want to be a Bedouin for a night?
Our stay in Egypt couldn’t be summed up with only touristy trips and sightseeing. Yes, we saw the pyramids, walked around the Islamic neighborhood, got lost in the alleys of Khan el Khalili market. We even bought a shisha (narguila). We ate falafel, lamb and pita. We sailed the Nile in a felluca. We tasted apple shisha and had at least five teas a day. We rode a camel. We took a picture jumping between the pyramids.
But I don’t like to be just a tourist. I prefer to be a traveler. I like to test my comfort zone’s limits.
Between sips of tea, shisha and chatting with Kareem, one of the owners of the hostel we stayed at (Bedouin Hotel), sitting in the comfy, colorful cushions, looking around the hostel’s decoration, I asked if he was a Bedouin.
His family was indeed of Bedouin descent as the hostel reflected, therefore being a business owner in Cairo was a huge accomplishment. He noticed we were interested in learning about living in the desert, so he offered us a (paid) trip to go camping in the Bahariya desert.

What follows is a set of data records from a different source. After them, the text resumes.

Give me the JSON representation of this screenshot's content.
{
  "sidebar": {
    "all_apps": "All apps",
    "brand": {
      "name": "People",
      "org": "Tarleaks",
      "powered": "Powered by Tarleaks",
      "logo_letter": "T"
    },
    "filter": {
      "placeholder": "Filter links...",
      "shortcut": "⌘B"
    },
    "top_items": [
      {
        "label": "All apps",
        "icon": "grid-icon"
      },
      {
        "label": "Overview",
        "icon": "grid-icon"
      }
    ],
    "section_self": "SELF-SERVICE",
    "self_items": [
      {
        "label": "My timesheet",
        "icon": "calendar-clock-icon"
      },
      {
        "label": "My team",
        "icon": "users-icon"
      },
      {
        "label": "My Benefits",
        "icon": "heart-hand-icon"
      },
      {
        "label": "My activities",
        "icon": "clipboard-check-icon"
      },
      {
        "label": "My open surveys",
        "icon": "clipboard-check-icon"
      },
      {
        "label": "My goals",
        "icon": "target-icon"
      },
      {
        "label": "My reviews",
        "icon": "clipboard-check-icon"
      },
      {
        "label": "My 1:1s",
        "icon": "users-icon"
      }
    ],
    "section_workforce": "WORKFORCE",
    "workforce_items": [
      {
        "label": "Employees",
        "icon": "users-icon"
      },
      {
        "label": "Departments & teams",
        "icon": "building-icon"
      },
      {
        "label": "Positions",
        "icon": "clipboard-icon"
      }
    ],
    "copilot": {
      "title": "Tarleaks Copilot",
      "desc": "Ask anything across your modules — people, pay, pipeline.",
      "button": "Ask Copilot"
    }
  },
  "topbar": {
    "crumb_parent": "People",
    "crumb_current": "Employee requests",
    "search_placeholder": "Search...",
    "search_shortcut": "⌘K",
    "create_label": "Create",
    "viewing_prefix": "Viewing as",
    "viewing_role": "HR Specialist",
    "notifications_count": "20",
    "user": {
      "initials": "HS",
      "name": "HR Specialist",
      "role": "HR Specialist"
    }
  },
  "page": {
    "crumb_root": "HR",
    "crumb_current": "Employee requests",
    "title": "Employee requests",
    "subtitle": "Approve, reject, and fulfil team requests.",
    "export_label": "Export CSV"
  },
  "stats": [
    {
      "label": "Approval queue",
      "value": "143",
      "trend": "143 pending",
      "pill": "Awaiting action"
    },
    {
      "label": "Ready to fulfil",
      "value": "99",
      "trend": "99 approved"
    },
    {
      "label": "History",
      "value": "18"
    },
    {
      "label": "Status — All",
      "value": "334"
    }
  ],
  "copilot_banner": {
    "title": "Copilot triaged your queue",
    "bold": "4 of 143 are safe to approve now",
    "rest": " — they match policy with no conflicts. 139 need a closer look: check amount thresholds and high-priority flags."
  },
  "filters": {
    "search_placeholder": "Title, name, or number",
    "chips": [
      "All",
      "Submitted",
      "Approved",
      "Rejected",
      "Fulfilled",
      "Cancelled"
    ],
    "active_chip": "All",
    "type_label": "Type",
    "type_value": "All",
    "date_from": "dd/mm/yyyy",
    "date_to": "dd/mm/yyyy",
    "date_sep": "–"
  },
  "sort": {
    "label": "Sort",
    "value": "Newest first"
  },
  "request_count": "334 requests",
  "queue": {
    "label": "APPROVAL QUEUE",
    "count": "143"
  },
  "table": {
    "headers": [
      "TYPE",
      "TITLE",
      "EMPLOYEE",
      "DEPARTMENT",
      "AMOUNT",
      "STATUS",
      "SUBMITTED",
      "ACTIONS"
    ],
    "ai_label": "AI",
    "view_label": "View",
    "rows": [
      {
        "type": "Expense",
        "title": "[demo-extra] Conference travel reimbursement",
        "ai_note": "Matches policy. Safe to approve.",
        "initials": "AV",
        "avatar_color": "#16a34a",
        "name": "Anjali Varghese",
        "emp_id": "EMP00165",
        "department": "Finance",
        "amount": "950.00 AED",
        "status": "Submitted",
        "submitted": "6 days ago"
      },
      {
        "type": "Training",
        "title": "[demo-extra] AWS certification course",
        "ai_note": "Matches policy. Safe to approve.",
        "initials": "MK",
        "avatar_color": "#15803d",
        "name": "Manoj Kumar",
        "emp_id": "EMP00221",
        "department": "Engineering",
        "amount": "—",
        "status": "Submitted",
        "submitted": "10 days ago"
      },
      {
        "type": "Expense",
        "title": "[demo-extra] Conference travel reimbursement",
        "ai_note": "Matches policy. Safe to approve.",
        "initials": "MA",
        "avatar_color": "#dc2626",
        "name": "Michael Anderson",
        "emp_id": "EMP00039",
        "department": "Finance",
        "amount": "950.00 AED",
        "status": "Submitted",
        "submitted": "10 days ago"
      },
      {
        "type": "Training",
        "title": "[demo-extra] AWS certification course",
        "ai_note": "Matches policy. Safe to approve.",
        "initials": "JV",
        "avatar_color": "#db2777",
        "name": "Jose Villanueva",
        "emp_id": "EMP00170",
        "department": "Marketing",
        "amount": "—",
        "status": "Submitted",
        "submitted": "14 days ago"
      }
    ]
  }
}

A five hour bus ride, 4×4 rides across the red and the white deserts, sleep under the stars, live like Bedouins for a day, open fire cooked meals…
We didn’t think twice. It was exactly what we wanted – leave the buzzing Cairo and witness the endless sand dunes.
We left around 6:30 am. Simou, Kareem’s brother, offered to take us to the bus station. He hailed a cab and threw our bags on top of the car, inside a metal grid. Astonished, I asked “aren’t we putting them in the trunk?”
“It’s ok, it’s ok” He replied.
“Ok, then aren’t we going to tie the bags with a rope or something?
“It’s ok, it’s ok” He replied again, smiling.
We arrived alive at the bus station after running several red lights (including a few in front of the police), and the bags were surprisingly inside the metal grid on the taxi’s roof.
As we walked by the station’s security guards, the first question was “whisky?” Could it be written in Gustavo’s forehead: tourist – carrying whisky? I wondered. He was carrying one of those tiny airplane size bottles in his bag, and decided not to lie about it.
“It’s a problem… this is Egypt!” replied the guard, angrily.
Bakshish was my first thought. It’s their word for tip, widely used for anything, varying from taking a picture inside a pyramid, to using the bathroom. Egyptians expect a tip for basically anything.
“Where you from my ‘frien’?” he quickly asked. We both have American accents and had been living for may years in the US.
“Brazil” replied Gustavo.
“Oooohhh Brasil!! Ronaldo! Romario! Ok, ok, you can go.”
It´s great to be Brazilian. Most of the time.
Bags, whisky, tickets… everything ok. Off to the correct bus gate.